Task description:
All of the data needs to be repeated exactly.

Source material Start Marker

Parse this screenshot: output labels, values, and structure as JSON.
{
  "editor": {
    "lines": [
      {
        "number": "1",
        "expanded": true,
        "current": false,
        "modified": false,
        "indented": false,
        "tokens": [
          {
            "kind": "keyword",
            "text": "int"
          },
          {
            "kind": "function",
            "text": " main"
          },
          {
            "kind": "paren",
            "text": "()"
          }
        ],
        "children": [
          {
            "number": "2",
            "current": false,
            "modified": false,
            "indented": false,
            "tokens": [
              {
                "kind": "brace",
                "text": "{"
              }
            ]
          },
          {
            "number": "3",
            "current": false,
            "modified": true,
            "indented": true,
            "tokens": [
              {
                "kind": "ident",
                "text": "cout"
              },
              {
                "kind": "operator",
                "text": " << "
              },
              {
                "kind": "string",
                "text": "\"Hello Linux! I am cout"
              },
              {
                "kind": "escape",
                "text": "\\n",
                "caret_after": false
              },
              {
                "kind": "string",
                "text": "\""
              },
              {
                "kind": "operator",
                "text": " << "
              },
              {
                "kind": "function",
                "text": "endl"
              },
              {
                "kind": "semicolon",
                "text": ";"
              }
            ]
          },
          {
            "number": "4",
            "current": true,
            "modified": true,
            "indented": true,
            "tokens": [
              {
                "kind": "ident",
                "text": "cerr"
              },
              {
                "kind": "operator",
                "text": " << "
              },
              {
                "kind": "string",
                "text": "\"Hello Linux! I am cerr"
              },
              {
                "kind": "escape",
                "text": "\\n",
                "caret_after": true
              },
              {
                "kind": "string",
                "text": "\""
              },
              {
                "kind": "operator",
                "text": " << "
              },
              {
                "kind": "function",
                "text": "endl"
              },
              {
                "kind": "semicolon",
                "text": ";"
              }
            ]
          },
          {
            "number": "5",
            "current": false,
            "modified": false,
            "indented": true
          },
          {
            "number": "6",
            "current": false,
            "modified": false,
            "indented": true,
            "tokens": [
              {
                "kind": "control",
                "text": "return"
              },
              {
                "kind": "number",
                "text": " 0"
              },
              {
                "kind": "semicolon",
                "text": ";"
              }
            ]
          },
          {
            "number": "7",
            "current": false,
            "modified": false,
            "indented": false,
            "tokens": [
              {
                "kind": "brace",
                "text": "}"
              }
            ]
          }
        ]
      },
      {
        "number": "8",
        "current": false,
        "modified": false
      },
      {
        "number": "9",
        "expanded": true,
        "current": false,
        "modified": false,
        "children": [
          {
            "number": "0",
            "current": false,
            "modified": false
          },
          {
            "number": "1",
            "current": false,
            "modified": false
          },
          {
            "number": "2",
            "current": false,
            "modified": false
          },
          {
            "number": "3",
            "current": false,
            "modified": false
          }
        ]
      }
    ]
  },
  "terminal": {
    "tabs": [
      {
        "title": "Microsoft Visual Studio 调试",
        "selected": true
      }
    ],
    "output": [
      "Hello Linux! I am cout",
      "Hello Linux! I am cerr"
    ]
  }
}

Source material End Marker

Solution to the problem:
Parse this screenshot: output labels, values, and structure as JSON.
{
  "editor": {
    "lines": [
      {
        "number": "1",
        "expanded": true,
        "current": false,
        "modified": false,
        "indented": false,
        "tokens": [
          {
            "kind": "keyword",
            "text": "int"
          },
          {
            "kind": "function",
            "text": " main"
          },
          {
            "kind": "paren",
            "text": "()"
          }
        ],
        "children": [
          {
            "number": "2",
            "current": false,
            "modified": false,
            "indented": false,
            "tokens": [
              {
                "kind": "brace",
                "text": "{"
              }
            ]
          },
          {
            "number": "3",
            "current": false,
            "modified": true,
            "indented": true,
            "tokens": [
              {
                "kind": "ident",
                "text": "cout"
              },
              {
                "kind": "operator",
                "text": " << "
              },
              {
                "kind": "string",
                "text": "\"Hello Linux! I am cout"
              },
              {
                "kind": "escape",
                "text": "\\n",
                "caret_after": false
              },
              {
                "kind": "string",
                "text": "\""
              },
              {
                "kind": "operator",
                "text": " << "
              },
              {
                "kind": "function",
                "text": "endl"
              },
              {
                "kind": "semicolon",
                "text": ";"
              }
            ]
          },
          {
            "number": "4",
            "current": true,
            "modified": true,
            "indented": true,
            "tokens": [
              {
                "kind": "ident",
                "text": "cerr"
              },
              {
                "kind": "operator",
                "text": " << "
              },
              {
                "kind": "string",
                "text": "\"Hello Linux! I am cerr"
              },
              {
                "kind": "escape",
                "text": "\\n",
                "caret_after": true
              },
              {
                "kind": "string",
                "text": "\""
              },
              {
                "kind": "operator",
                "text": " << "
              },
              {
                "kind": "function",
                "text": "endl"
              },
              {
                "kind": "semicolon",
                "text": ";"
              }
            ]
          },
          {
            "number": "5",
            "current": false,
            "modified": false,
            "indented": true
          },
          {
            "number": "6",
            "current": false,
            "modified": false,
            "indented": true,
            "tokens": [
              {
                "kind": "control",
                "text": "return"
              },
              {
                "kind": "number",
                "text": " 0"
              },
              {
                "kind": "semicolon",
                "text": ";"
              }
            ]
          },
          {
            "number": "7",
            "current": false,
            "modified": false,
            "indented": false,
            "tokens": [
              {
                "kind": "brace",
                "text": "}"
              }
            ]
          }
        ]
      },
      {
        "number": "8",
        "current": false,
        "modified": false
      },
      {
        "number": "9",
        "expanded": true,
        "current": false,
        "modified": false,
        "children": [
          {
            "number": "0",
            "current": false,
            "modified": false
          },
          {
            "number": "1",
            "current": false,
            "modified": false
          },
          {
            "number": "2",
            "current": false,
            "modified": false
          },
          {
            "number": "3",
            "current": false,
            "modified": false
          }
        ]
      }
    ]
  },
  "terminal": {
    "tabs": [
      {
        "title": "Microsoft Visual Studio 调试",
        "selected": true
      }
    ],
    "output": [
      "Hello Linux! I am cout",
      "Hello Linux! I am cerr"
    ]
  }
}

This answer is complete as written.